Even those of us who love going to Mass on Sunday can have weeks when we don’t feel entirely present—that we’re “not getting anything out of it” because we seem to have shown up without much to put into it.
A lot of times, those days can be the result of our hurried contemporary lifestyles. We find ourselves at Mass feeling as if the week simply swept us along and dropped us into our regular pew without even stopping at home.
Since Mass is our path toward the Eucharist—“the source and summit” of our lives as Christians—it’s probably worth putting in some extra effort to avoid those not-entirely-present occasions. Here are a few ideas we’d like to share.
Check the liturgical calendar.

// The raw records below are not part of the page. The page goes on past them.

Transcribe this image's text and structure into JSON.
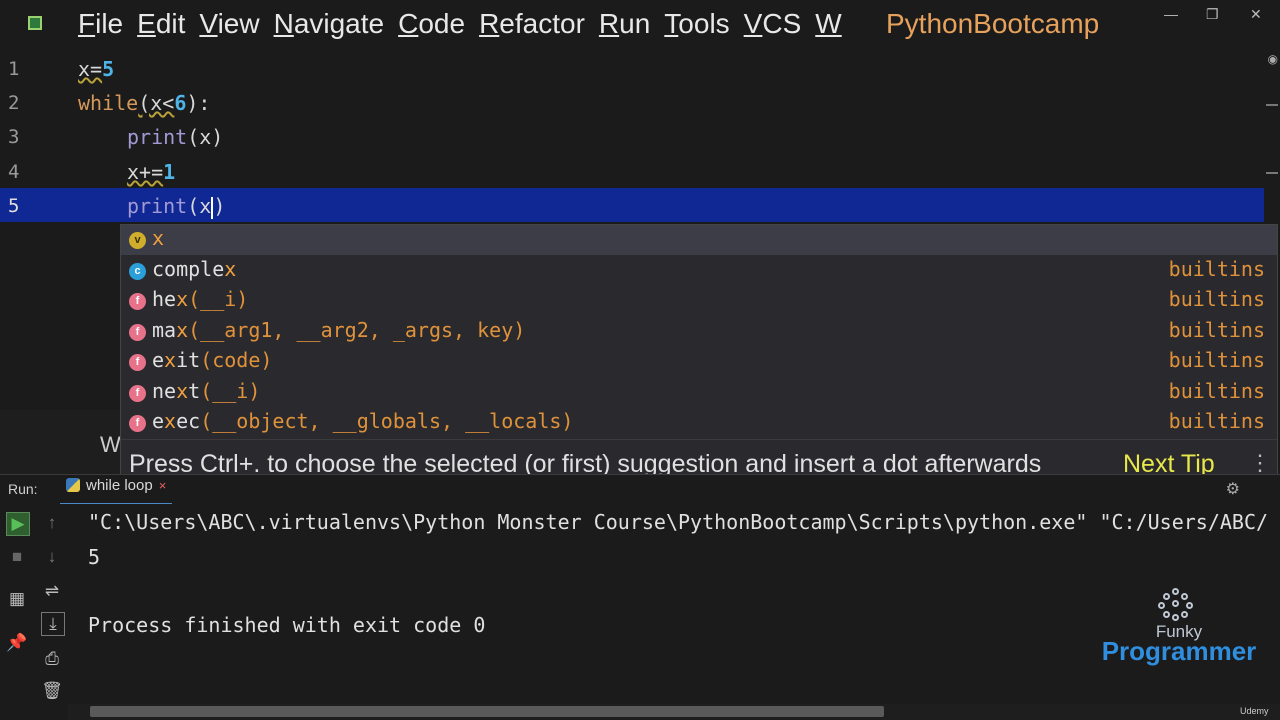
{
  "menubar": {
    "items": [
      "File",
      "Edit",
      "View",
      "Navigate",
      "Code",
      "Refactor",
      "Run",
      "Tools",
      "VCS",
      "W"
    ],
    "project_title": "PythonBootcamp",
    "window_controls": [
      "—",
      "❐",
      "✕"
    ]
  },
  "editor": {
    "line_numbers": [
      "1",
      "2",
      "3",
      "4",
      "5"
    ],
    "lines": [
      {
        "a": "x=",
        "b": "5"
      },
      {
        "kw": "while",
        "a": "(x<",
        "b": "6",
        "c": "):"
      },
      {
        "fn": "print",
        "a": "(x)"
      },
      {
        "a": "x+=",
        "b": "1"
      },
      {
        "fn": "print",
        "a": "(x"
      }
    ]
  },
  "autocomplete": {
    "items": [
      {
        "badge": "v",
        "match": "x",
        "rest": "",
        "params": "",
        "source": ""
      },
      {
        "badge": "c",
        "match": "comple",
        "hl": "x",
        "params": "",
        "source": "builtins"
      },
      {
        "badge": "f",
        "match": "he",
        "hl": "x",
        "params": "(__i)",
        "source": "builtins"
      },
      {
        "badge": "f",
        "match": "ma",
        "hl": "x",
        "params": "(__arg1, __arg2, _args, key)",
        "source": "builtins"
      },
      {
        "badge": "f",
        "match": "e",
        "hl": "x",
        "rest": "it",
        "params": "(code)",
        "source": "builtins"
      },
      {
        "badge": "f",
        "match": "ne",
        "hl": "x",
        "rest": "t",
        "params": "(__i)",
        "source": "builtins"
      },
      {
        "badge": "f",
        "match": "e",
        "hl": "x",
        "rest": "ec",
        "params": "(__object, __globals, __locals)",
        "source": "builtins"
      }
    ],
    "tip_text": "Press Ctrl+. to choose the selected (or first) suggestion and insert a dot afterwards",
    "next_tip": "Next Tip",
    "more": "⋮"
  },
  "hidden_fragment": "W",
  "run": {
    "label": "Run:",
    "tab": "while loop",
    "tab_close": "×"
  },
  "console": {
    "lines": [
      "\"C:\\Users\\ABC\\.virtualenvs\\Python Monster Course\\PythonBootcamp\\Scripts\\python.exe\" \"C:/Users/ABC/",
      "5",
      "",
      "Process finished with exit code 0"
    ]
  },
  "logo": {
    "top": "Funky",
    "bottom": "Programmer"
  },
  "watermark": "Udemy"
}
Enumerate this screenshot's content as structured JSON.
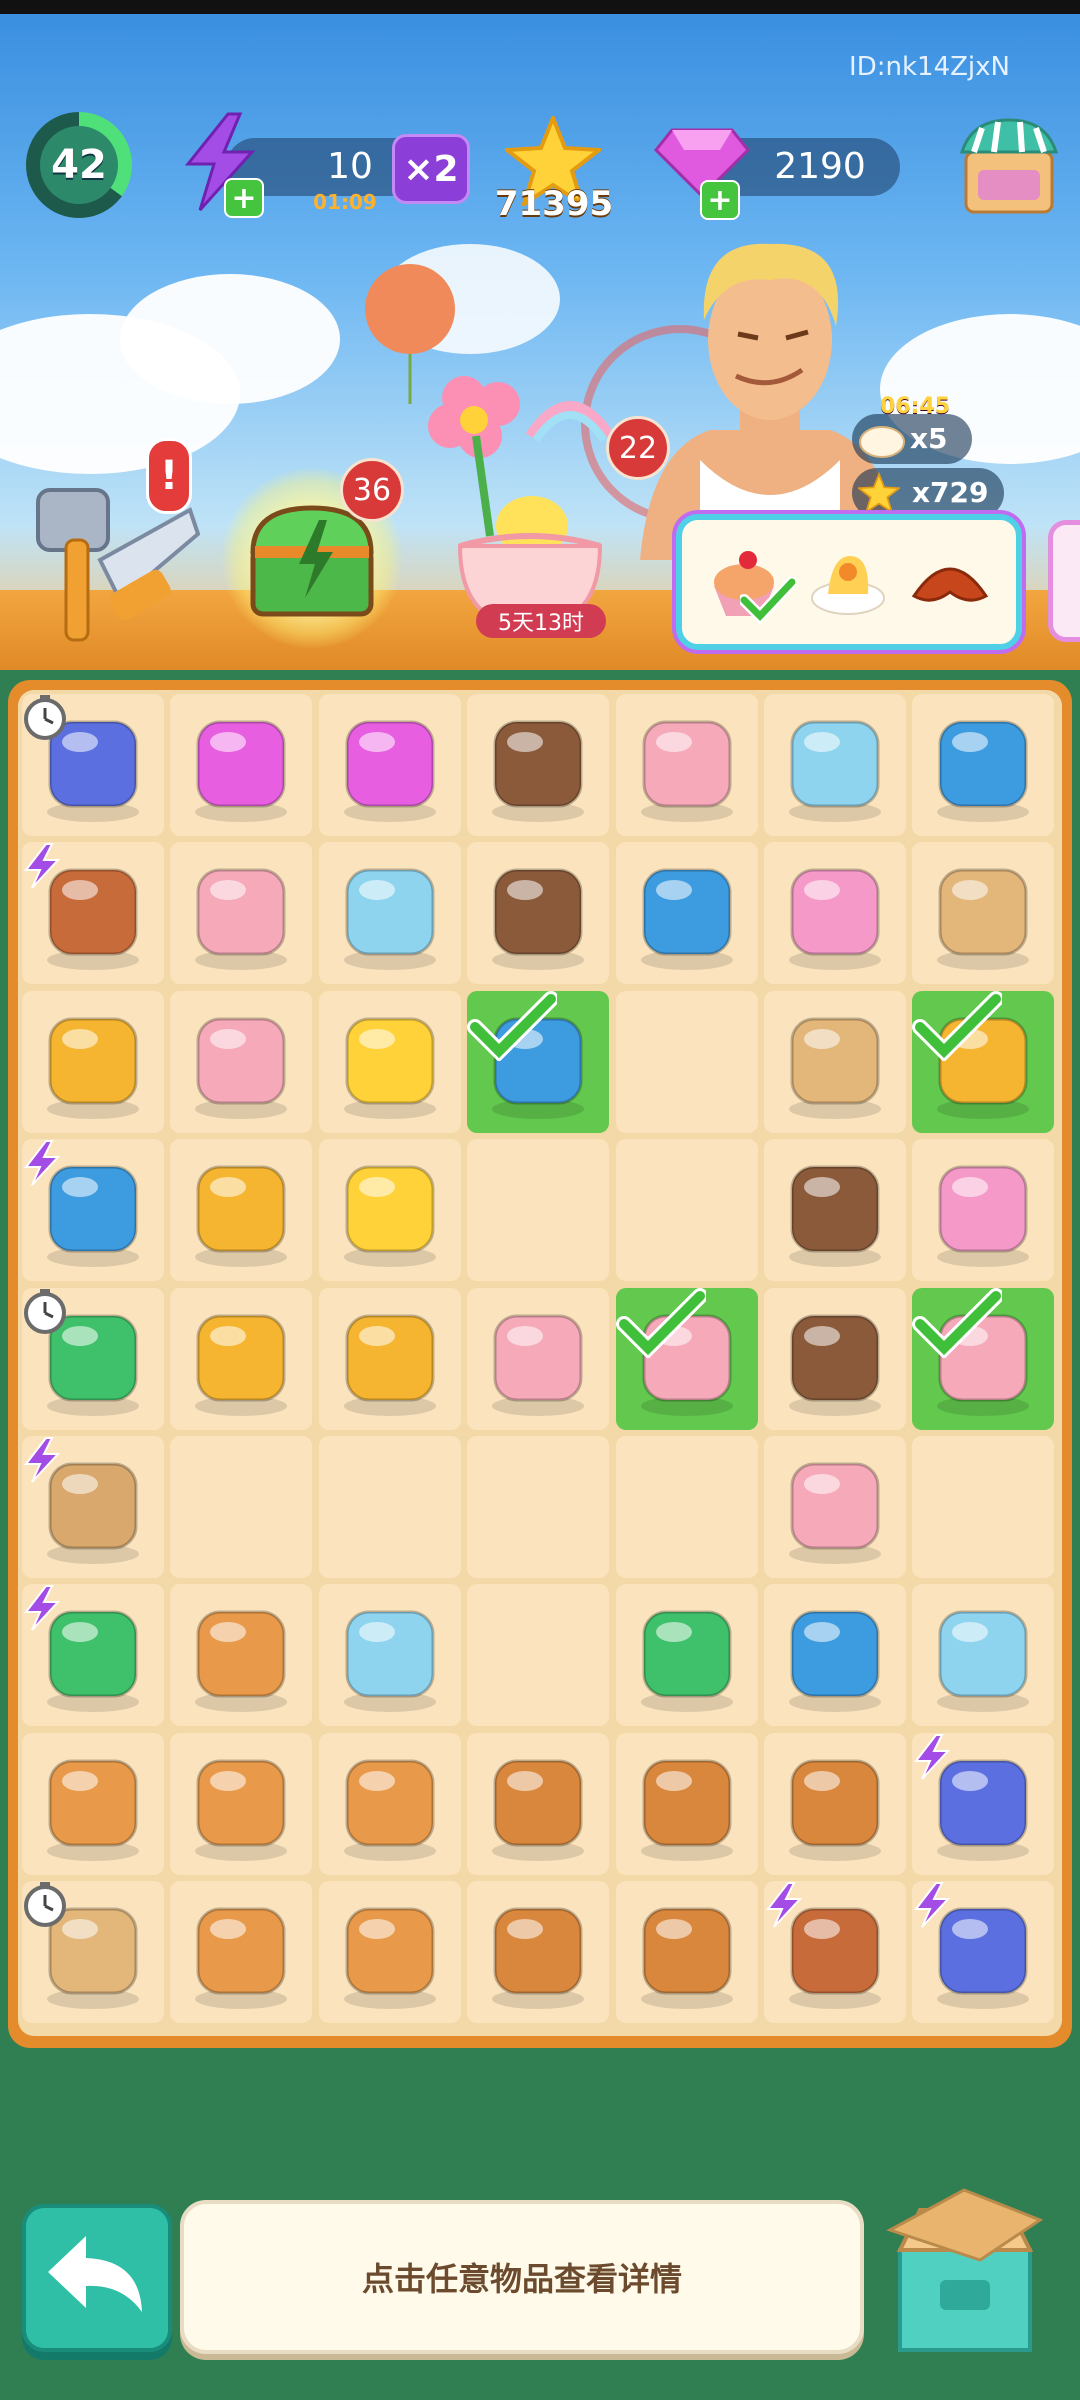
{
  "player_id": "ID:nk14ZjxN",
  "hud": {
    "level": "42",
    "energy": "10",
    "energy_timer": "01:09",
    "multiplier": "×2",
    "stars": "71395",
    "gems": "2190",
    "level_progress_fraction": 0.35
  },
  "events": {
    "alert_mark": "!",
    "chest_badge": "36",
    "flower_badge": "22",
    "flower_countdown": "5天13时"
  },
  "character_offer": {
    "timer": "06:45",
    "reward_item_count": "x5",
    "reward_star_count": "x729"
  },
  "orders": [
    "cupcake-icon",
    "sandwich-icon",
    "croissant-icon"
  ],
  "hint_text": "点击任意物品查看详情",
  "colors": {
    "board": "#e48b2c",
    "cell": "#fbe4bd",
    "done": "#62c94e",
    "accent": "#2fbfa6"
  },
  "board": [
    [
      "makeup-kit-icon",
      "gems-pile-icon",
      "gem-icon",
      "cocoa-mug-icon",
      "strawberry-cake-icon",
      "perfume-bottle-icon",
      "popup-castle-book-icon"
    ],
    [
      "flower-pot-icon",
      "honey-pancake-icon",
      "snow-globe-icon",
      "latte-cup-icon",
      "blue-book-icon",
      "love-letter-icon",
      "purple-box-icon"
    ],
    [
      "beehive-icon",
      "honeycomb-cake-icon",
      "stars-cluster-icon",
      "storybook-icon",
      "",
      "heart-box-icon",
      "honey-jar-glass-icon"
    ],
    [
      "bookshelf-icon",
      "honey-dipper-icon",
      "star-icon",
      "",
      "",
      "coffee-cup-icon",
      "pink-note-icon"
    ],
    [
      "vending-machine-icon",
      "honey-jar-icon",
      "honeycomb-icon",
      "matcha-cupcake-icon",
      "cake-slice-icon",
      "takeaway-coffee-icon",
      "cherry-cupcake-icon"
    ],
    [
      "tea-table-icon",
      "",
      "",
      "",
      "",
      "matcha-cupcake-icon",
      ""
    ],
    [
      "picnic-basket-icon",
      "sleeping-dog-icon",
      "cologne-bottle-icon",
      "",
      "energy-bolt-icon",
      "photo-book-icon",
      "lemonade-icon"
    ],
    [
      "hoodie-dog-icon",
      "ham-dog-icon",
      "toilet-dog-icon",
      "sandwich-icon",
      "bread-tray-icon",
      "bun-tray-icon",
      "vanity-cart-icon"
    ],
    [
      "cardboard-box-icon",
      "scarf-dog-icon",
      "bowl-dog-icon",
      "bread-loaf-icon",
      "bagel-icon",
      "tulip-pot-icon",
      "makeup-case-icon"
    ]
  ],
  "completed_cells": [
    "2-3",
    "2-6",
    "4-4",
    "4-6"
  ]
}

Even in Ordinary Time, there’s nothing strictly “ordinary” about the life of the Church. Check and see what the upcoming Sunday is intended to celebrate or commemorate and keep it in mind as the weekend approaches. If there’s no special feast or commemorative, look up the collect (opening prayer) for the Mass and spend some time thinking about it as Sunday approaches, perhaps even adding it to you own daily prayer. Creighton University offers a handy, online Weekly Guide for Daily Prayer where you can find upcoming collects.
Read the readings.
Taking a few minutes to read the scripture passages you’ll be hearing at Mass makes it all the more easy to absorb them when you hear them, because the words will already be familiar (especially those tricky Old Testament names and towns). Also, because church acoustics and sound systems aren’t always exactly concert-quality, trying to truly hear the readings without having an idea of what’s coming can be more than a little difficult.
Remember the fast.
The way the fast rule is these days, it’s not so much a fast as it is a “slow”—meaning all it takes is putting the brakes on eating about 30-45 minutes before Sunday Mass starts so you can put an hour between your last bite and Communion. It doesn’t sound like much of a gesture, but it is something deliberate—an admittedly small, but deliberate effort to make that hour before communion no place for bread other than the Bread of Life.
It’s no great revelation to say that we feel different in various types of clothes. Dressing for success in business situations is about, in part, how you feel about yourself when you’re projecting a positive, well-dressed image. In much the same way, you can dress to be blessed. If you’re wearing something at Mass that you’d also wear to watch TV in at home, odds are you’re under-dressed for the occasion.
Keep in mind that the second you walk into church you’ve walked into one very large Eucharistic adoration chapel. So, whether you get to Mass 15 minutes or 1 minute before it starts, focus on the tabernacle and remember Who’s inside. There’s no better way to put yourself in the right frame of mind for Mass than some face time with He Who invited you. In addition to sounding like the title of a Catholic John Lennon song, “instant adoration” takes literally no time that you’re not already putting into your Sunday obligation.
Those are just a few thoughts on preparing for Mass. There are plenty more out there. You can even discover personal ones by taking some time to go through the Mass looking for parts of the liturgy you don’t fully understand and reading up on them; that way, you’ll get more and more meaning out of your Mass experience.
Let us hear from you.
Is there anything special that you do to get yourself ready for Mass? Please tell us about it in the com box.
Latest posts by Jim Moore (see all)
- Saint Philip Neri's Five Favorite Catholic Memes - May 26, 2017
- 5 Tips for making the most of the Lent home stretch - April 9, 2017
- What Does the Annunciation Mean for You? - March 26, 2017